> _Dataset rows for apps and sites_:
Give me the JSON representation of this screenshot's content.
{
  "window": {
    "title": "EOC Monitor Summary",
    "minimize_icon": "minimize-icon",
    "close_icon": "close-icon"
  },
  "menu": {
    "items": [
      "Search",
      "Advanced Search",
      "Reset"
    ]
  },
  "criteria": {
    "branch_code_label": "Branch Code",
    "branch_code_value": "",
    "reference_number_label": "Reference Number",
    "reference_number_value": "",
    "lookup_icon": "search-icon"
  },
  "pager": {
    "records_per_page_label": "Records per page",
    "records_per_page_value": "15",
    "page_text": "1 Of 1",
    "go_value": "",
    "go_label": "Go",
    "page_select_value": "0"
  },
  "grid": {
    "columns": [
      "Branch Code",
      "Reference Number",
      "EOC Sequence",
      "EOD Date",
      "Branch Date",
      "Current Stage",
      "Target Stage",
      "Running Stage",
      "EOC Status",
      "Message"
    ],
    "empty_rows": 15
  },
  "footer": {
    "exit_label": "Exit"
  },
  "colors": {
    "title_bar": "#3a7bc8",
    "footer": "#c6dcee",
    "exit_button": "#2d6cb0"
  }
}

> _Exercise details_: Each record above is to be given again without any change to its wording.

> _Response to this task_:
Give me the JSON representation of this screenshot's content.
{
  "window": {
    "title": "EOC Monitor Summary",
    "minimize_icon": "minimize-icon",
    "close_icon": "close-icon"
  },
  "menu": {
    "items": [
      "Search",
      "Advanced Search",
      "Reset"
    ]
  },
  "criteria": {
    "branch_code_label": "Branch Code",
    "branch_code_value": "",
    "reference_number_label": "Reference Number",
    "reference_number_value": "",
    "lookup_icon": "search-icon"
  },
  "pager": {
    "records_per_page_label": "Records per page",
    "records_per_page_value": "15",
    "page_text": "1 Of 1",
    "go_value": "",
    "go_label": "Go",
    "page_select_value": "0"
  },
  "grid": {
    "columns": [
      "Branch Code",
      "Reference Number",
      "EOC Sequence",
      "EOD Date",
      "Branch Date",
      "Current Stage",
      "Target Stage",
      "Running Stage",
      "EOC Status",
      "Message"
    ],
    "empty_rows": 15
  },
  "footer": {
    "exit_label": "Exit"
  },
  "colors": {
    "title_bar": "#3a7bc8",
    "footer": "#c6dcee",
    "exit_button": "#2d6cb0"
  }
}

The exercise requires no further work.